Agence France-Presse (AFP) is launching a website to fight disinformation in Hungary, just three months before elections that will determine Orbán’s grip on power – however, experts remain sceptical.
lakmusz.hu, the first fact-checking website in Hungary, was launched on Tuesday (11 January) as the result of an EU project with an initial duration of 15 months. The European Commission awarded it to France’s state-owned news agency AFP, Hungarian website 444.hu and the Media Universalis Foundation.
AFP will mostly provide training and know-how to a team of local journalists from an investigative background. In recent years, the AFP has developed an international network of fact-checkers.
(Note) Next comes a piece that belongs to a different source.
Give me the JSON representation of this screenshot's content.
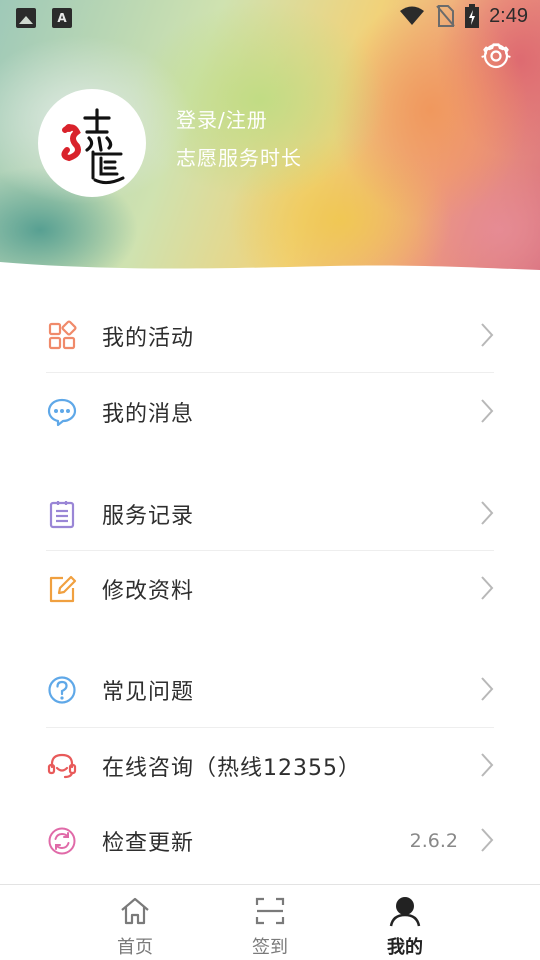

In Hungary, the agency is Facebook’s leading partner in the fight against disinformation.
“We are proud to be participating in this innovative initiative to help in the fight against disinformation in Europe, a major challenge for our democracies,” said AFP Global News Director Phil Chetwynd.
Hungarians will head to the polls on 3 April in what promise to be the closest elections in more than a decade, since Hungarian Prime Minister Viktor Orbán’s Fidesz came to power in 2010 with a two-thirds parliamentary majority.
Since then, Fidesz has passed a number of laws concerning the media, including the 2010 controversial media law. Most recently, Orbán’s government passed a legislative ban on content “promoting or portraying” homosexuality or sexual reassignment to minors in media.
Following the fall of the communist regime, Hungary’s media market become largely diversified with the entry of international players from Germany and European countries. The situation started to reverse after the financial crisis in 2008, combined with global trends such as plunging ad revenues and the sharp rise of online platforms.
As a result, many international media groups left the media market, precisely at a time when Viktor Orbán’s government and businessmen close to him started to exercise increasing influence over the media sector.
However, there might be some recent signs of that trend reversing, as AFP is not the only international media increasingly active in Hungary. US-funded Radio Free Europe/Radio Liberty relaunched operations in September 2020. German broadcaster RTL, one of the few foreign operators that did not leave the country, launched a news programme.
In spite of that, Dr Gábor Polyák, an associate professor at the University of Pécs, considers that these initiatives can do little to remedy structural issues in the Hungarian media market, which is largely distorted by public funding and politically-allocated advertising.
For Polyák, the core of the issue is that the government made the media sector economically unattractive, something reflected in the type of international media that are active in the country.
“They are not market players. They don’t risk anything because they are funded by the US or German government,” he added.
The aim of the fact-checking project is to examine public statements or information that can have a significant influence on public discourse, paying particular attention to politicians and public figures.
Yacine Le Forestier, AFP’s Deputy Director for Europe, told EURACTIV that “the project is not about having a conflict with authorities or criticising the government.”
Nevertheless, the first articles of the website show that it is in a collision course with the Fidesz-led government, and some pro-government media already labelled it as an agent of George Soros, the Hungarian billionaire often targeted for conspiracy theories.
Polyák notes that in such a politicised context initiatives such as Lakmusz “have no chance to reach the Fidesz voters.”
“This is a misunderstanding of the whole Hungarian situation after 12 years,” he said, stressing that the issue in Hungary is not the lack of good journalistic content, but that the media system is so polarised that pro-government supporters will not listen to critical voices.
Polyák contributed to the filing of two complaints before the European Commission regarding the use of public money, which have so far not led to any action, allegedly because the EU executive does not believe it has a strong enough case to defend it in court.
“They don’t have to have any new regulation. These are based on the European competition law that is used from day to day, but not regarding Hungary,” the academic concluded.
Meanwhile, the Commission maintains that it is unable to act on the complaints and would need new powers to intervene.
“This frustration that we can not do anything through competition rules leads us [to] think about better rules,” Values Commissioner Vera Jourova said last year.
Instead, the European executive promised to come up with a legislative proposal by the third quarter of 2022.
The so-called European Media Freedom Act is supposed to “improve transparency, accountability and independence around actions affecting media freedom and pluralism”.
[Edited by Nathalie Weatherald]